• Component data from apps and pages
******************************

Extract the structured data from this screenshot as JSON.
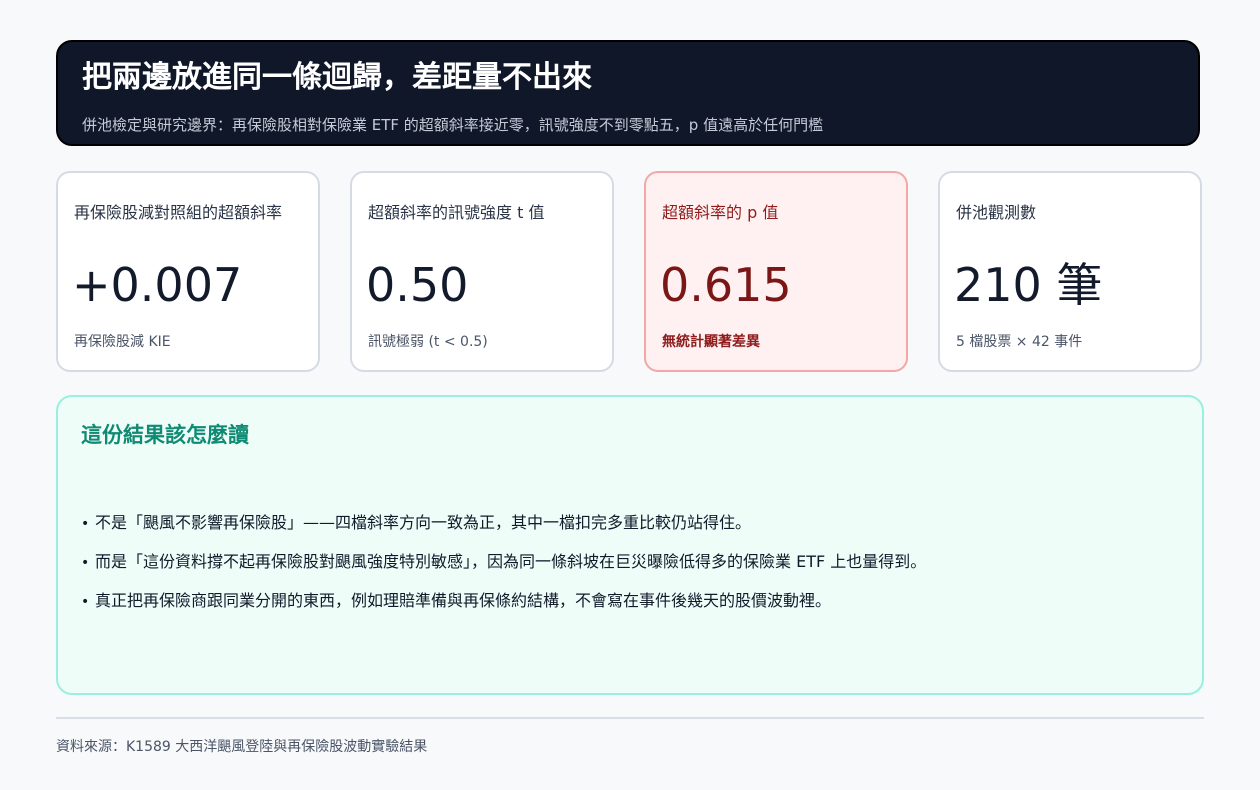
{
  "header": {
    "title": "把兩邊放進同一條迴歸，差距量不出來",
    "subtitle": "併池檢定與研究邊界：再保險股相對保險業 ETF 的超額斜率接近零，訊號強度不到零點五，p 值遠高於任何門檻"
  },
  "cards": [
    {
      "label": "再保險股減對照組的超額斜率",
      "value": "+0.007",
      "note": "再保險股減 KIE"
    },
    {
      "label": "超額斜率的訊號強度 t 值",
      "value": "0.50",
      "note": "訊號極弱 (t < 0.5)"
    },
    {
      "label": "超額斜率的 p 值",
      "value": "0.615",
      "note": "無統計顯著差異"
    },
    {
      "label": "併池觀測數",
      "value": "210 筆",
      "note": "5 檔股票 × 42 事件"
    }
  ],
  "panel": {
    "title": "這份結果該怎麼讀",
    "bullet_glyph": "•",
    "items": [
      "不是「颶風不影響再保險股」——四檔斜率方向一致為正，其中一檔扣完多重比較仍站得住。",
      "而是「這份資料撐不起再保險股對颶風強度特別敏感」，因為同一條斜坡在巨災曝險低得多的保險業 ETF 上也量得到。",
      "真正把再保險商跟同業分開的東西，例如理賠準備與再保條約結構，不會寫在事件後幾天的股價波動裡。"
    ]
  },
  "footer": {
    "source": "資料來源：K1589 大西洋颶風登陸與再保險股波動實驗結果"
  },
  "colors": {
    "header_bg": "#0f1729",
    "highlight_card_bg": "#fff1f1",
    "highlight_card_border": "#f4a7a7",
    "highlight_text": "#7a1616",
    "panel_bg": "#effdf9",
    "panel_border": "#99f0dc",
    "panel_title": "#0f8a73"
  }
}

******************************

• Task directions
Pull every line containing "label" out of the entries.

• Result for this task
      "label": "再保險股減對照組的超額斜率",
      "label": "超額斜率的訊號強度 t 值",
      "label": "超額斜率的 p 值",
      "label": "併池觀測數",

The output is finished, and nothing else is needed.